Lisa and I decided to combine our Top 10 books.
Lisa's Top 5...
1. Dust Bunnies by Jan Thomas: Dust Bunnies make my students (of all ages) and me LAUGH! The illustrations are simple and yet endearing. The kids love the bunnies personalities, appreciate the humor. and ask to read it over and over again!
2. If I were in Charge of the World by Judith Viorst Even though this book is OLD, I still love this charming collection of poems that eloquently describes the good. bad and the ugly days of childhood. What not to like when one of the poems is titled something like this: Thoughts of getting out of a nice warm bed on a cold dark night...followed by: Maybe life was better when I used to be a wetter.
3. Life-Size Zoo by Teruyuki Komiya There are three of these gems out now. My "promising" readers many times shy away from nonfiction books because of the vocabulary. However, these books are fascinating for children of all ages. They are "SUPER-SIZED." The real sized photographs are amazing and I find children love to read them together.
4. Fly Guy by Tedd Arnold I am always looking for books that are readable for my students and yet are sophisticated enough to keep their interest. The Fly Guy books meet these requirements. Fly Guy is a HOOT! The kids and I love the illustrations. We have had a wonderful time creating our own Fly Guy books.5. Roscoe Riley Series by Katherine Applegate First Grade student, Roscoe Riley, starts every book off in Time Out. What kid can't relate to that? I love how the story is structured.
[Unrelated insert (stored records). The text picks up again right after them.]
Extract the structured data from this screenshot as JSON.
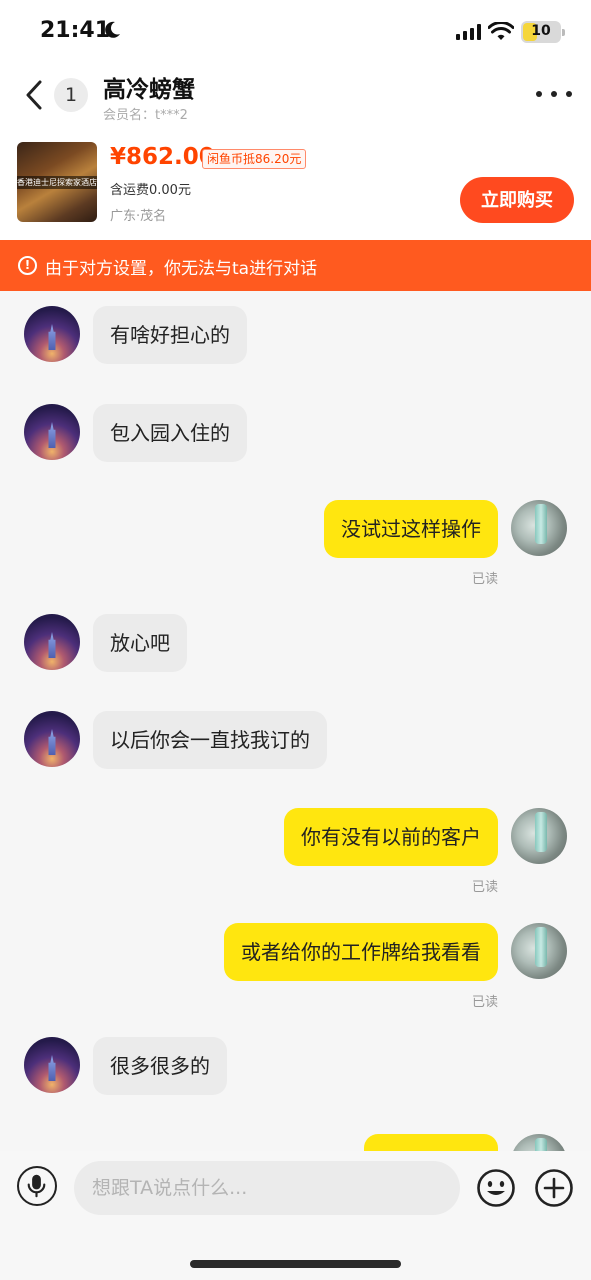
{
  "status_bar": {
    "time": "21:41",
    "battery": "10"
  },
  "header": {
    "unread_count": "1",
    "title": "高冷螃蟹",
    "subtitle": "会员名：t***2"
  },
  "product": {
    "image_caption": "香港迪士尼探索家酒店",
    "price": "¥862.00",
    "coin_tag": "闲鱼币抵86.20元",
    "shipping": "含运费0.00元",
    "location": "广东·茂名",
    "buy_label": "立即购买"
  },
  "notice": {
    "text": "由于对方设置，你无法与ta进行对话"
  },
  "messages": [
    {
      "side": "left",
      "text": "有啥好担心的"
    },
    {
      "side": "left",
      "text": "包入园入住的"
    },
    {
      "side": "right",
      "text": "没试过这样操作",
      "status": "已读"
    },
    {
      "side": "left",
      "text": "放心吧"
    },
    {
      "side": "left",
      "text": "以后你会一直找我订的"
    },
    {
      "side": "right",
      "text": "你有没有以前的客户",
      "status": "已读"
    },
    {
      "side": "right",
      "text": "或者给你的工作牌给我看看",
      "status": "已读"
    },
    {
      "side": "left",
      "text": "很多很多的"
    },
    {
      "side": "right",
      "text": ""
    }
  ],
  "input": {
    "placeholder": "想跟TA说点什么..."
  },
  "colors": {
    "accent": "#ff4400",
    "banner": "#ff5a1f",
    "my_bubble": "#ffe60f",
    "other_bubble": "#ebebeb"
  },
  "icons": [
    "moon-icon",
    "signal-icon",
    "wifi-icon",
    "back-icon",
    "more-icon",
    "warning-icon",
    "mic-icon",
    "emoji-icon",
    "plus-icon"
  ]
}
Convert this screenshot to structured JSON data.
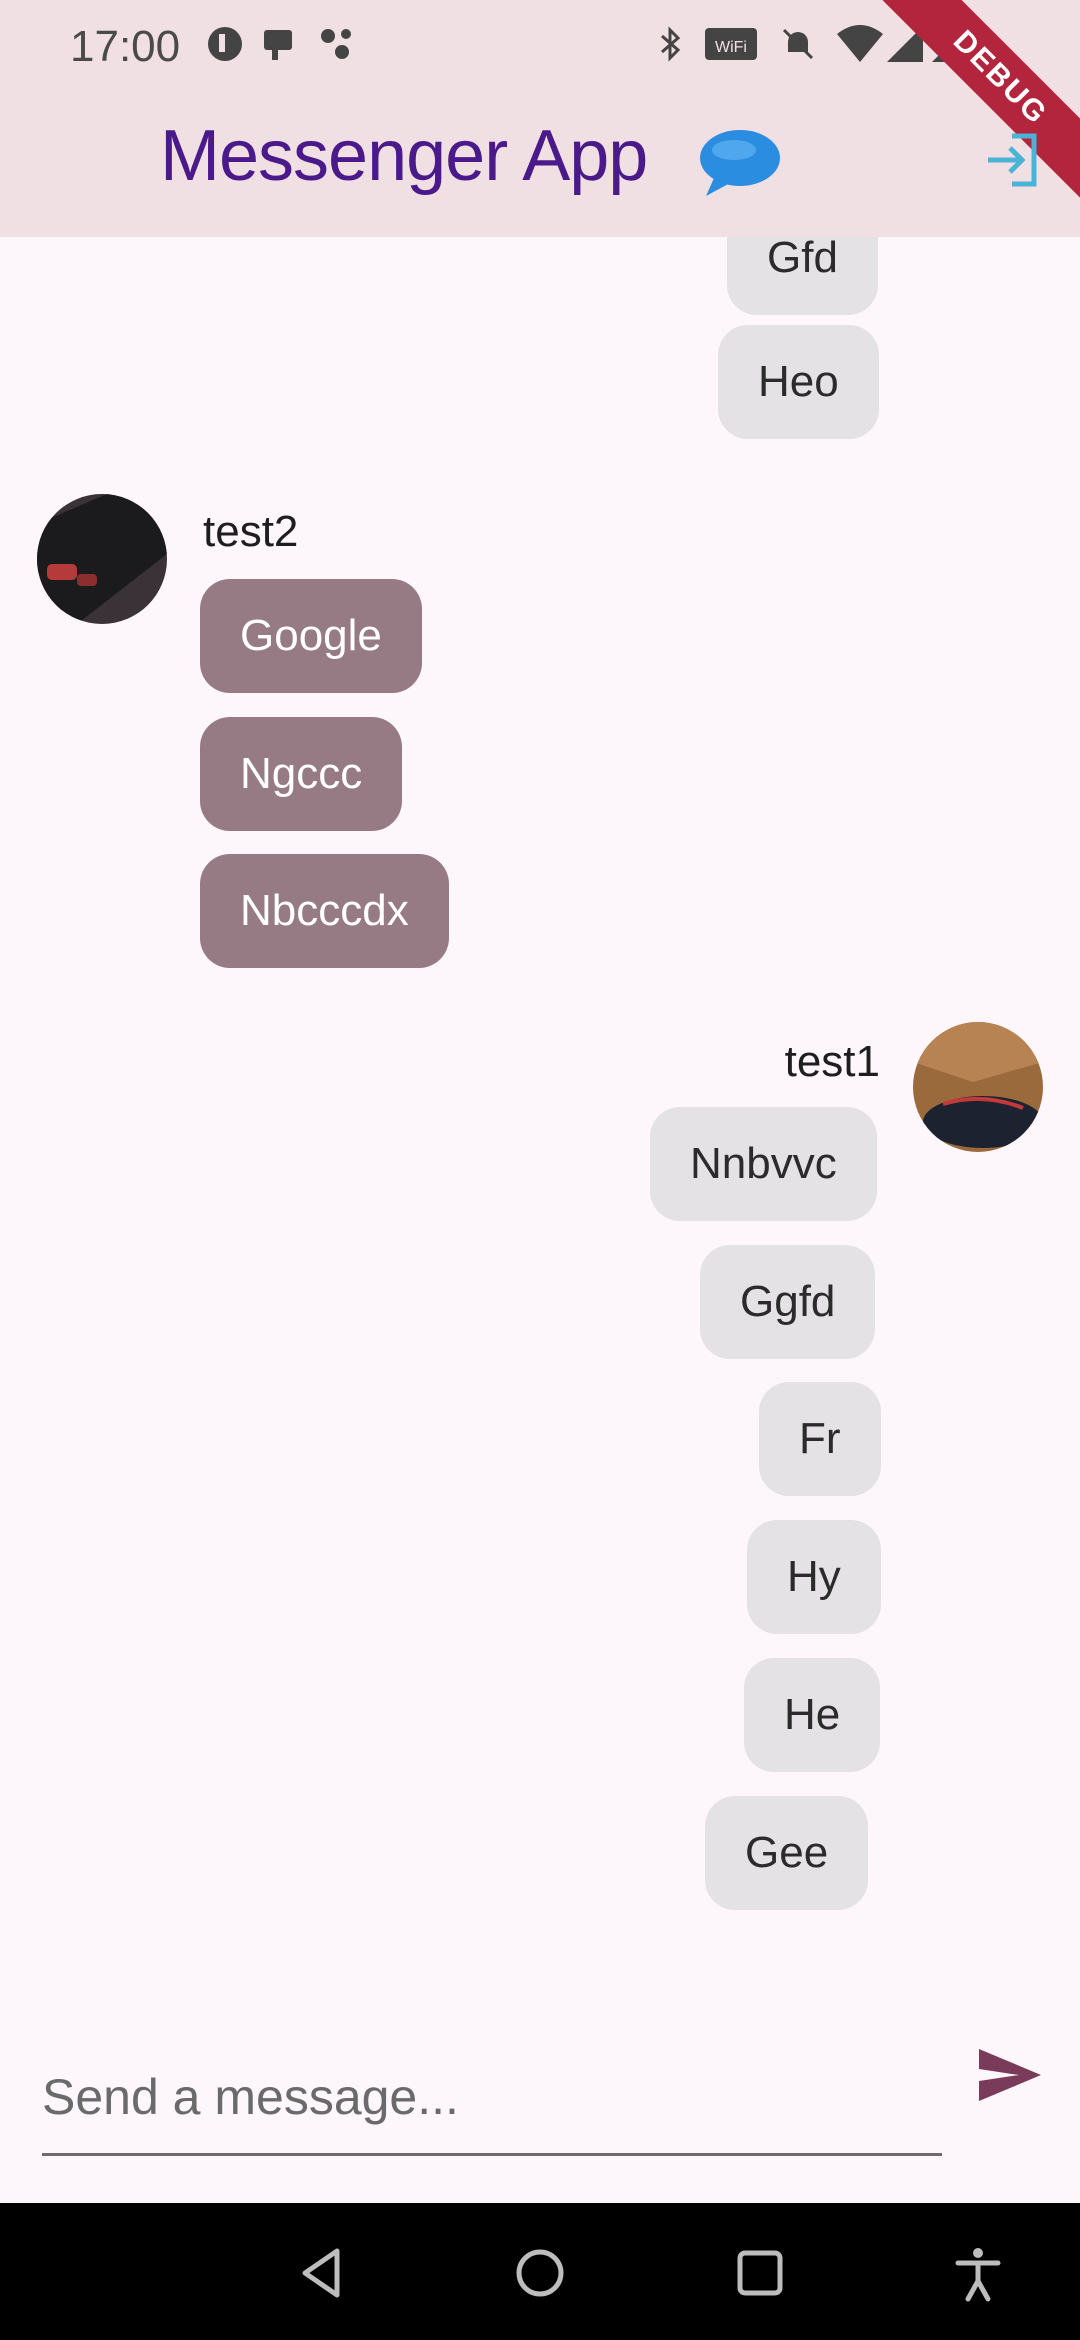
{
  "status_bar": {
    "time": "17:00"
  },
  "app_bar": {
    "title": "Messenger App",
    "ribbon": "DEBUG"
  },
  "messages_top": [
    "Gfd",
    "Heo"
  ],
  "group_test2": {
    "sender": "test2",
    "messages": [
      "Google",
      "Ngccc",
      "Nbcccdx"
    ]
  },
  "group_test1": {
    "sender": "test1",
    "messages": [
      "Nnbvvc",
      "Ggfd",
      "Fr",
      "Hy",
      "He",
      "Gee"
    ]
  },
  "composer": {
    "placeholder": "Send a message..."
  },
  "colors": {
    "app_bar": "#f1e0e3",
    "title": "#4a1a8a",
    "my_bubble": "#e4e2e4",
    "their_bubble": "#977b84",
    "accent": "#7a3a5a",
    "logout_icon": "#4ab4d6"
  },
  "icons": {
    "logout": "logout-icon",
    "send": "send-icon",
    "emoji": "speech-bubble-emoji"
  }
}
All of the books in the series start at the end and then the story unravels. As an added bonus for my readers, some of the chapters are only 1 page long! Even children who are older than Roscoe can see the humor in his many predicaments. Kids beg to read them all...Now that is a good book series.
Shelly's Top 5...
1. Miss Rumphius by Barbara Cooney: I enjoy beginning the year with this book because it shows how Miss Rumphius followed her passion and made a difference. Throughout the stages of her life, she was thinking about her three goals: to travel, to live by the sea, and to make a difference.
2. The Scaredy Squirrel series by Melanie Watt: this series is enjoyed by every age group alike. Whether intermediate or primary, kids are inspired by Scaredy Squirrel to write their own adventures. I use it as a mentor text for text features such as diagrams, maps, and speech bubbles. Some of the craziest narratives from my students were inspired by Scaredy Squirrel.
3. We all Sing with the Same Voice by J.Phillip Miller: our first grade friends at school always do a program and end with this song. It's catchy, the message hits home, and I find myself singing after I leave school. We may look different, act different, but we all have a voice that needs to be heard. I bought this book at the beginning of the summer, and can't wait to use it as a mentor text for celebrating diversity.
4. Do Unto Otters by Laurie Keller. Another book for building community and classroom attitudes.
5. Hope is an Open Heart by Lauren Thompson: Other blogger friends wrote reviews on this book, so I ordered it. I enjoyed the brilliant photos and inspiring messages. But then, I was reading another professional book where it talked about having your students write out their hopes and dreams. This book will become my mentor text for this project at the beginning, middle, and end of the year Hopes and Dreams lessons.
Lisa's top 5 took a broader spectrum than mine. I'm deep into building my classroom community mode now, so my picks are about the beginning of school. Thanks, Mandy and Cathy to not only hosting, but pushing us to think about our favorite picture books. Check out the event at their two blogs!